(STORED DATA begins)

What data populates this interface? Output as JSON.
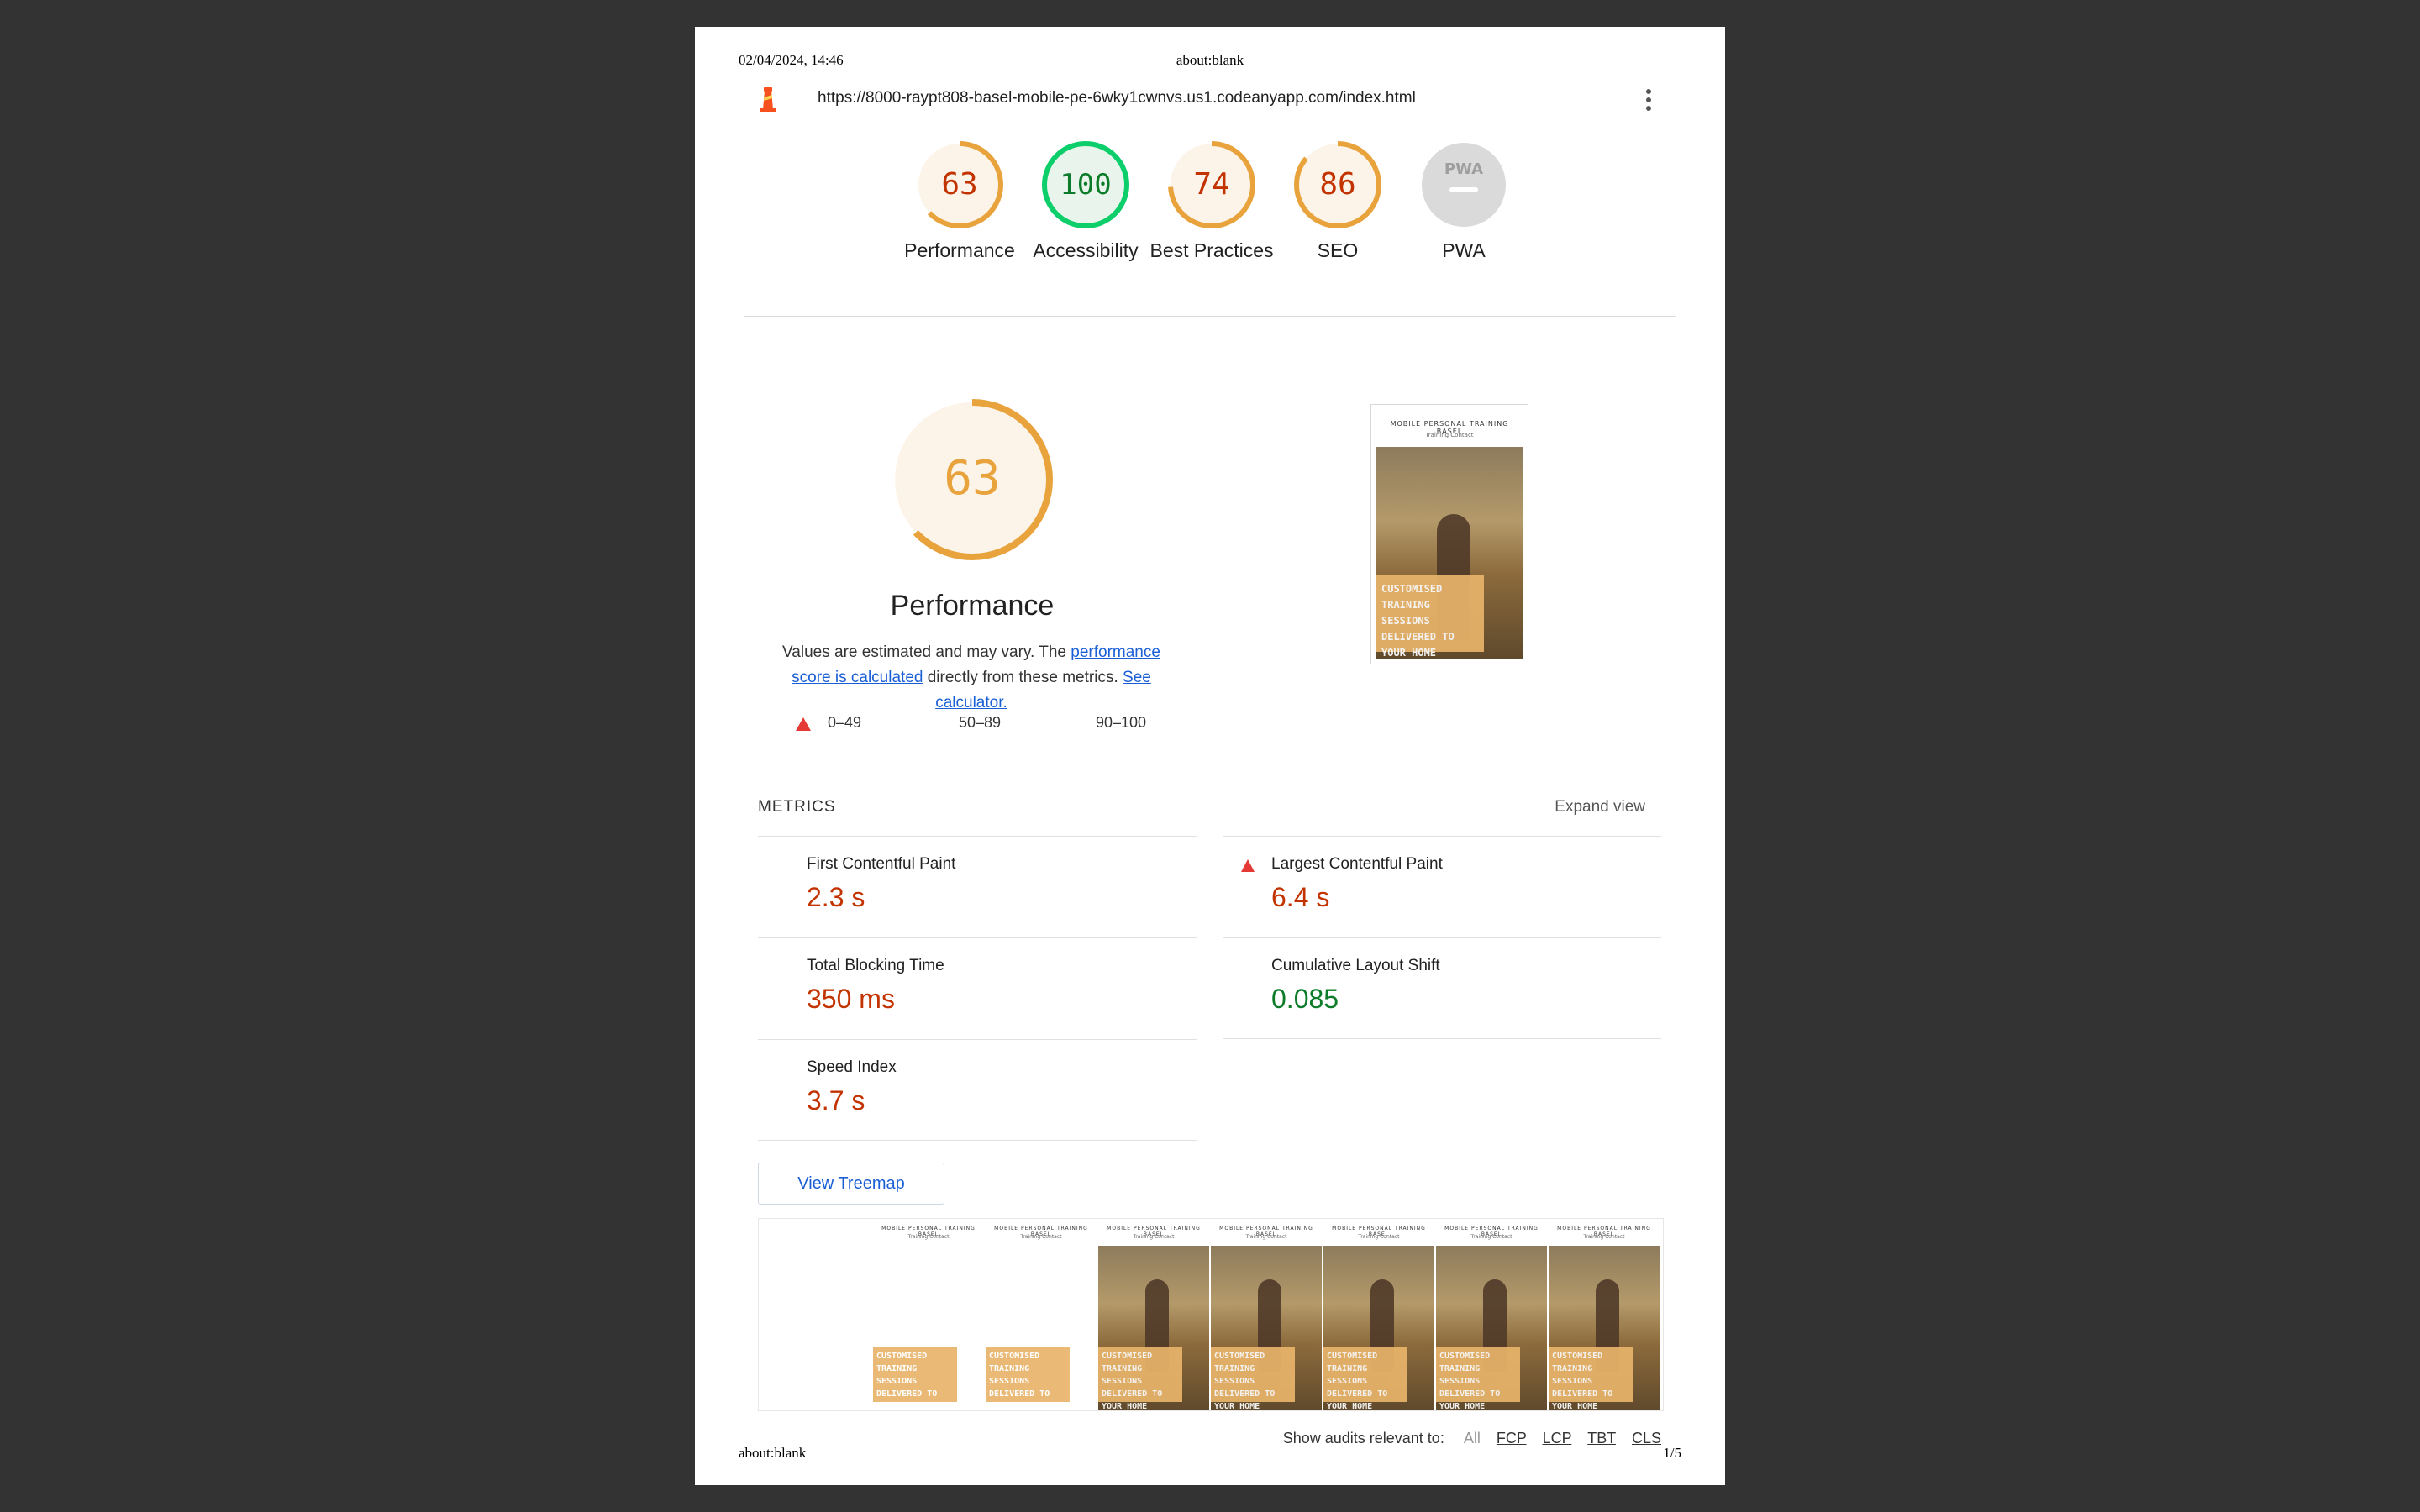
{
  "print_header": {
    "date": "02/04/2024, 14:46",
    "title": "about:blank"
  },
  "print_footer": {
    "left": "about:blank",
    "page": "1/5"
  },
  "topbar": {
    "url": "https://8000-raypt808-basel-mobile-pe-6wky1cwnvs.us1.codeanyapp.com/index.html"
  },
  "gauges": [
    {
      "score": "63",
      "label": "Performance",
      "value": 0.63,
      "status": "average"
    },
    {
      "score": "100",
      "label": "Accessibility",
      "value": 1.0,
      "status": "pass"
    },
    {
      "score": "74",
      "label": "Best Practices",
      "value": 0.74,
      "status": "average"
    },
    {
      "score": "86",
      "label": "SEO",
      "value": 0.86,
      "status": "average"
    },
    {
      "score": "",
      "label": "PWA",
      "value": null,
      "status": "na",
      "badge": "PWA"
    }
  ],
  "performance": {
    "score": "63",
    "value": 0.63,
    "title": "Performance",
    "desc_prefix": "Values are estimated and may vary. The ",
    "link_score": "performance score is calculated",
    "desc_middle": " directly from these metrics. ",
    "link_calc": "See calculator.",
    "legend": {
      "fail": "0–49",
      "average": "50–89",
      "pass": "90–100"
    }
  },
  "screenshot": {
    "heading": "MOBILE PERSONAL TRAINING BASEL",
    "nav": "Training   Contact",
    "banner": "CUSTOMISED TRAINING SESSIONS DELIVERED TO YOUR HOME"
  },
  "metrics": {
    "header": "METRICS",
    "expand": "Expand view",
    "items": [
      {
        "label": "First Contentful Paint",
        "value": "2.3 s",
        "status": "average"
      },
      {
        "label": "Largest Contentful Paint",
        "value": "6.4 s",
        "status": "fail"
      },
      {
        "label": "Total Blocking Time",
        "value": "350 ms",
        "status": "average"
      },
      {
        "label": "Cumulative Layout Shift",
        "value": "0.085",
        "status": "pass"
      },
      {
        "label": "Speed Index",
        "value": "3.7 s",
        "status": "average"
      }
    ]
  },
  "treemap": {
    "label": "View Treemap"
  },
  "audits": {
    "label": "Show audits relevant to:",
    "all": "All",
    "filters": [
      "FCP",
      "LCP",
      "TBT",
      "CLS"
    ]
  },
  "colors": {
    "average": "#e8a33d",
    "pass": "#0c7c2a",
    "fail": "#e53935",
    "average_text": "#c33300"
  }
}
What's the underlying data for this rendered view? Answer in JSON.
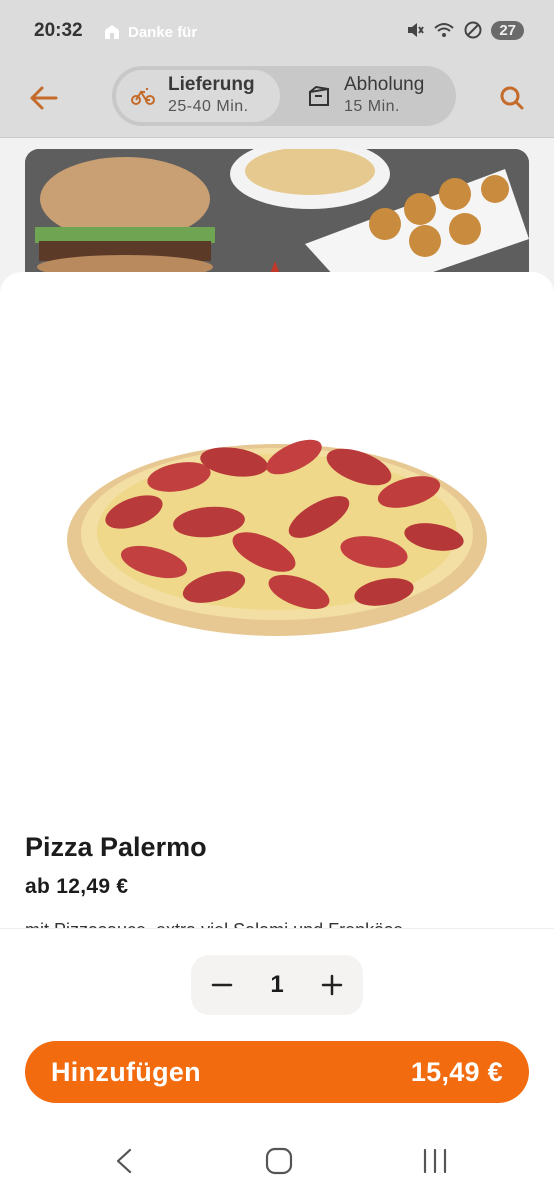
{
  "status_bar": {
    "time": "20:32",
    "notification_text": "Danke für",
    "battery": "27",
    "icons": [
      "restaurant-icon",
      "mute-icon",
      "wifi-icon",
      "dnd-icon"
    ]
  },
  "top_bar": {
    "delivery": {
      "title": "Lieferung",
      "subtitle": "25-40 Min.",
      "icon": "bike-icon"
    },
    "pickup": {
      "title": "Abholung",
      "subtitle": "15 Min.",
      "icon": "bag-icon"
    }
  },
  "product": {
    "name": "Pizza Palermo",
    "price": "ab 12,49 €",
    "description": "mit Pizzasauce, extra viel Salami und Frenkäse"
  },
  "quantity": {
    "value": "1"
  },
  "add_button": {
    "label": "Hinzufügen",
    "price": "15,49 €"
  },
  "colors": {
    "accent": "#f26b0f",
    "accent_dim": "#c46a2a"
  }
}
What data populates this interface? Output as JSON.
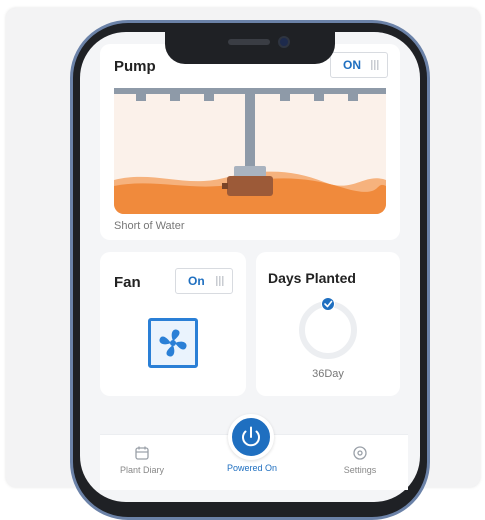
{
  "pump": {
    "title": "Pump",
    "toggle_label": "ON",
    "status_text": "Short of Water"
  },
  "fan": {
    "title": "Fan",
    "toggle_label": "On"
  },
  "days_planted": {
    "title": "Days Planted",
    "value": "36Day"
  },
  "nav": {
    "plant_diary": "Plant Diary",
    "powered_on": "Powered On",
    "settings": "Settings"
  },
  "colors": {
    "accent": "#1f6fc0",
    "soil": "#f08a3c",
    "soil_light": "#f6b27d",
    "pipe": "#8e9aa8"
  },
  "icons": {
    "fan": "fan-icon",
    "check": "check-icon",
    "diary": "calendar-icon",
    "power": "power-icon",
    "settings": "gear-icon"
  }
}
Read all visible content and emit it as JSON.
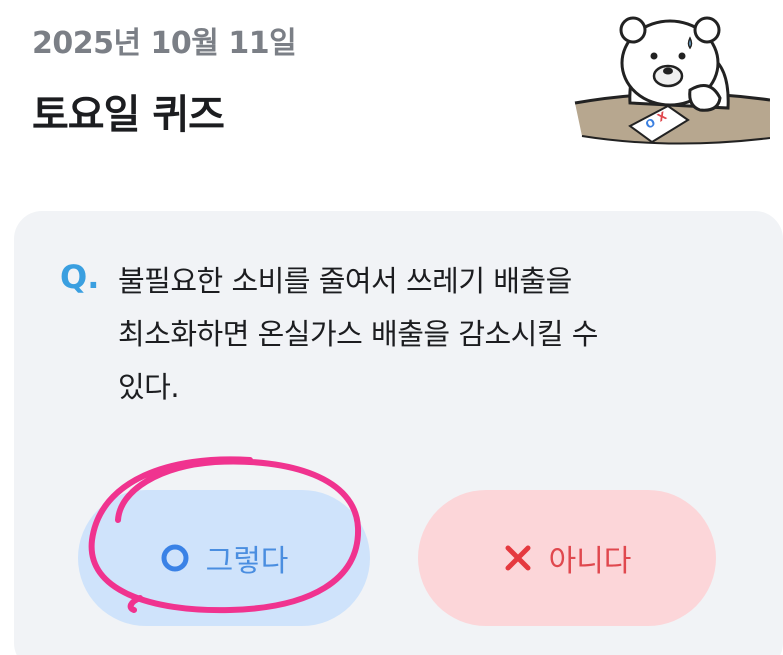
{
  "header": {
    "date": "2025년 10월 11일",
    "title": "토요일 퀴즈"
  },
  "quiz": {
    "q_label": "Q.",
    "question": "불필요한 소비를 줄여서 쓰레기 배출을\n최소화하면 온실가스 배출을 감소시킬 수\n있다.",
    "answers": [
      {
        "label": "그렇다",
        "icon": "circle-o-icon",
        "color": "#4a8ee0",
        "bg": "#cfe3fb"
      },
      {
        "label": "아니다",
        "icon": "x-mark-icon",
        "color": "#e0484e",
        "bg": "#fcd6d9"
      }
    ]
  },
  "mascot": {
    "icon": "polar-bear-icon",
    "card_text": "OX"
  },
  "annotation": {
    "color": "#f0338f"
  }
}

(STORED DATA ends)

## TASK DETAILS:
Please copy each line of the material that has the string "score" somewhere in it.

## RESPONSE TO THIS TASK:
      "score": "63",
      "score": "100",
      "score": "74",
      "score": "86",
      "score": "",
    "score": "63",
    "link_score": "performance score is calculated",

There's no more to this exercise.